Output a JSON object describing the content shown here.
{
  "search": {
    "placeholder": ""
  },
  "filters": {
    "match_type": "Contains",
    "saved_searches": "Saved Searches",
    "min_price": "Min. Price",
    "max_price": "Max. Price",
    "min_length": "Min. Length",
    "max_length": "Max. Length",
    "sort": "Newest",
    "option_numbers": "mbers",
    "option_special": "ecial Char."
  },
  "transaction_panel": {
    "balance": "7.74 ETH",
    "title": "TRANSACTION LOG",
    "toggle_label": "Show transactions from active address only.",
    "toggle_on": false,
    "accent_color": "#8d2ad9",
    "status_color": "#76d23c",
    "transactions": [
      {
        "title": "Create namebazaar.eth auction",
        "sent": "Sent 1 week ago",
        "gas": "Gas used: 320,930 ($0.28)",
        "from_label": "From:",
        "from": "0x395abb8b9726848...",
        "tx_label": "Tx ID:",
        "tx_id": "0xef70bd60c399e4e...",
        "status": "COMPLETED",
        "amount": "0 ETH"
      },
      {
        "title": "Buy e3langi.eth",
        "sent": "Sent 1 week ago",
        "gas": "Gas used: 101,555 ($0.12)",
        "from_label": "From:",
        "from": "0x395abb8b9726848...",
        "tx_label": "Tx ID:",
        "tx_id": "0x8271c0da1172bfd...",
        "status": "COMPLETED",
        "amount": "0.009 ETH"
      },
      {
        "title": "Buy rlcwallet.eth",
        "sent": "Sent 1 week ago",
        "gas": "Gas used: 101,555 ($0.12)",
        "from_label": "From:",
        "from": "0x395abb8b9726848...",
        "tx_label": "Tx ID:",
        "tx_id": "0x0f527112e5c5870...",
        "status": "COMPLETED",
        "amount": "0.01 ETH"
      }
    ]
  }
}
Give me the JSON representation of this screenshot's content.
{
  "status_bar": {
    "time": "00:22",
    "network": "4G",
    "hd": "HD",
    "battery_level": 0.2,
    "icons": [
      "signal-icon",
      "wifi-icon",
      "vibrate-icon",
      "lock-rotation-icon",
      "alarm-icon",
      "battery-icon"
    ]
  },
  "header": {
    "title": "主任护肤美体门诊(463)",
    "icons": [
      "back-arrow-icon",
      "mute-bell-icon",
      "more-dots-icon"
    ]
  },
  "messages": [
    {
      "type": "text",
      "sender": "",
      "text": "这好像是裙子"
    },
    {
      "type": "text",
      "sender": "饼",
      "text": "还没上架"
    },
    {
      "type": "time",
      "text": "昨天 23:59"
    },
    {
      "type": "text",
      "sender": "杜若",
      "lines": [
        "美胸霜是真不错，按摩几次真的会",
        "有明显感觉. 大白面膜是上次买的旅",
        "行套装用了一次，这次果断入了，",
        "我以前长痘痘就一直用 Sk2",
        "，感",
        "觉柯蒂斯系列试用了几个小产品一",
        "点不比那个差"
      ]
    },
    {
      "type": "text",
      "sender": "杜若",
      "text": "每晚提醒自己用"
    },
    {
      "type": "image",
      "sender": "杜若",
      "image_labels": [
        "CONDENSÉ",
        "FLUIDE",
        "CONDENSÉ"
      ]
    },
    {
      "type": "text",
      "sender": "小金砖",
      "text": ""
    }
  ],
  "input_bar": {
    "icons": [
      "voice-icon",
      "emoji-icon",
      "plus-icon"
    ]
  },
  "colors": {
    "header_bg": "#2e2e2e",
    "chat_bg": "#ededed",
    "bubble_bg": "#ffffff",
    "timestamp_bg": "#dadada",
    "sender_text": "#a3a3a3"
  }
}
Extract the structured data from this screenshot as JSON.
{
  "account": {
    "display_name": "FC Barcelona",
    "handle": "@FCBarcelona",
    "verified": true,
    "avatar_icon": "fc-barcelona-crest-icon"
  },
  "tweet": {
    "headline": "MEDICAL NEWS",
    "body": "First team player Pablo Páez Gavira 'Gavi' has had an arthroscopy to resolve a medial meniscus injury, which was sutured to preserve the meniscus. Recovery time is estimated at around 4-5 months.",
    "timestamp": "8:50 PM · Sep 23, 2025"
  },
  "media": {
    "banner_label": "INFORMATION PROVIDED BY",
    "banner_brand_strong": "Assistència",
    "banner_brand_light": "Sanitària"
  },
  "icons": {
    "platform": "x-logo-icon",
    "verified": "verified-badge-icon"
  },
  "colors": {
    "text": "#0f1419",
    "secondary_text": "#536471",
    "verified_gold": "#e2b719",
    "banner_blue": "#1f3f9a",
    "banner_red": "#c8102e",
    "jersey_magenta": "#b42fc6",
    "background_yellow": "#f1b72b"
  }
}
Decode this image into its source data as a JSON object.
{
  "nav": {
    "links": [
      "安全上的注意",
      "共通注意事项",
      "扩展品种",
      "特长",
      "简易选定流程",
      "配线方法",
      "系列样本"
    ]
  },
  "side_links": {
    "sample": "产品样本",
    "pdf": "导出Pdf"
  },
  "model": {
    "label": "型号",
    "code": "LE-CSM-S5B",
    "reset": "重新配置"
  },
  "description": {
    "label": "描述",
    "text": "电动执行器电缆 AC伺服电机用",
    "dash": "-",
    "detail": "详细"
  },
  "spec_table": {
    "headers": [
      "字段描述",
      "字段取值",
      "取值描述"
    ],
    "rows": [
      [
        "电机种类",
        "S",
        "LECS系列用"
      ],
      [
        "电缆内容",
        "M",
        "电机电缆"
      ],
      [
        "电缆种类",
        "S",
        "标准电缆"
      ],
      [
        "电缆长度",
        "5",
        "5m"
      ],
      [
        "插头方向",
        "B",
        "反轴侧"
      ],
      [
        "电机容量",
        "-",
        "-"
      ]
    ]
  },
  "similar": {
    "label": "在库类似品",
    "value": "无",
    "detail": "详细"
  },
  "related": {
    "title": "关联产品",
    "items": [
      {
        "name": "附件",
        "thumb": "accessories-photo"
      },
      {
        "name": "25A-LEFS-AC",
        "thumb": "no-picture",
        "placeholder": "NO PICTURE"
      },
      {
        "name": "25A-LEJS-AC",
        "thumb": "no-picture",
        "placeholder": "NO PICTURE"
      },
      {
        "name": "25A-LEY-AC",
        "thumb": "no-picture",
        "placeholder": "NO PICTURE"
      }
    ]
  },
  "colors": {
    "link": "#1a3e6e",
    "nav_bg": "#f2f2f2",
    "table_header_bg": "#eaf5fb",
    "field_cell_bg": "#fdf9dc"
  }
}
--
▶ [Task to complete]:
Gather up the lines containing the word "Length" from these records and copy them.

▶ [Expected answer]:
    "min_length": "Min. Length",
    "max_length": "Max. Length",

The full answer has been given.